The United States plans to reestablish its troop presence in Somalia, reversing a policy decision to remove U.S. forces made by former president Donald Trump.
A small force of several hundred military personnel is expected to be deployed following the decision by President Joe Biden, announced Monday by the U.S. Department of Defense.
“The president has authorized the Department of Defense to return a small, persistent U.S. military presence to Somalia” said spokesman John Kirby at the Pentagon.
“This decision was based on a request from (U.S. Defense) Secretary Austin and included advice from senior commanders, and of course, concern for the safety of our troops who have incurred additional risk by deploying in and out of Somalia on an episodic basis for the past 16 months.”
Kirby said the returning troops will be “training, advising, and equipping partner forces” in the ongoing struggle to contain Al-Shabaab militants who have operated in the Horn of Africa region for decades. Al-Shabaab currently poses a heightened threat, he added.
“The purpose here is to enable a more effective fight against Al-Shabaab, by local forces,” Kirby said.
Austin’s request was based in part on assessments that the existing deployment was ineffective in countering terrorist threats in Somalia.
The news follows presidential elections held in Somalia held at the weekend.
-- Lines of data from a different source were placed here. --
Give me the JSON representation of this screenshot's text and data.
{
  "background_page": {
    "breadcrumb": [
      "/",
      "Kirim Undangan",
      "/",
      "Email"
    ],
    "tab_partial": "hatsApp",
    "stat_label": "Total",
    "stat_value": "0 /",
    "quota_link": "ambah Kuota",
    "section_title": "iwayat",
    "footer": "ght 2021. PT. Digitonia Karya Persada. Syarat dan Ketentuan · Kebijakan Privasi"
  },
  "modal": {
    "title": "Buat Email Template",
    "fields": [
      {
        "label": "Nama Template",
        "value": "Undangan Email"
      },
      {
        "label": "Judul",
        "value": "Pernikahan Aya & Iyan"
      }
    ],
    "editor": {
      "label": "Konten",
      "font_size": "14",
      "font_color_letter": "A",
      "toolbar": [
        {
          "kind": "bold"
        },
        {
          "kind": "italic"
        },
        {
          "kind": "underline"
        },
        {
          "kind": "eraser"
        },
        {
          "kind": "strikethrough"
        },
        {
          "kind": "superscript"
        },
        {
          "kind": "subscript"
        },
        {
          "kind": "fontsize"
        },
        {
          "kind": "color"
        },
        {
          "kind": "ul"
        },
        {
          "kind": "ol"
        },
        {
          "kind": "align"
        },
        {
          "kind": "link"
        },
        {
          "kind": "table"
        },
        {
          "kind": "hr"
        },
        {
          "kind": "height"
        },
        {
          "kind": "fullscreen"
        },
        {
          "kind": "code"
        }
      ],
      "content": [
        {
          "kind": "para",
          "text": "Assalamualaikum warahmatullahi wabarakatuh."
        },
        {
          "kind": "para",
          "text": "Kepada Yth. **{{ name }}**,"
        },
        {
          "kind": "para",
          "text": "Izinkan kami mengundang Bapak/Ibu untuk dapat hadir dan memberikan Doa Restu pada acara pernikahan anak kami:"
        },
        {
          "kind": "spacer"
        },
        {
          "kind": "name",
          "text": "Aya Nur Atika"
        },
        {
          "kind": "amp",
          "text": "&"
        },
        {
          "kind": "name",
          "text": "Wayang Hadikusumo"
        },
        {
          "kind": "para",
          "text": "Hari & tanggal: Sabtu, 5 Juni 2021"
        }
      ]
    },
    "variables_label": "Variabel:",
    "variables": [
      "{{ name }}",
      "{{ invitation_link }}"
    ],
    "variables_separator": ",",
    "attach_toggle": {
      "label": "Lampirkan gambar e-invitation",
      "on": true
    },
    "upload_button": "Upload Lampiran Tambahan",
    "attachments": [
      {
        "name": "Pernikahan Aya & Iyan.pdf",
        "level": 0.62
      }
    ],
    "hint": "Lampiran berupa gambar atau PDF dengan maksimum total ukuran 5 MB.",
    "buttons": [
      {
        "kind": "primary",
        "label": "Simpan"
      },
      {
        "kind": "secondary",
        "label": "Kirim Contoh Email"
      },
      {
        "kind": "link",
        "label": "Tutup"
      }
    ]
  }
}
Hassan Sheik Mohamud, president of Somalia from 2012 to 2017, will return to office and replace outgoing president Mohamed Abdullahi Farmaajo.
Image: Hassan Sheik Mohamud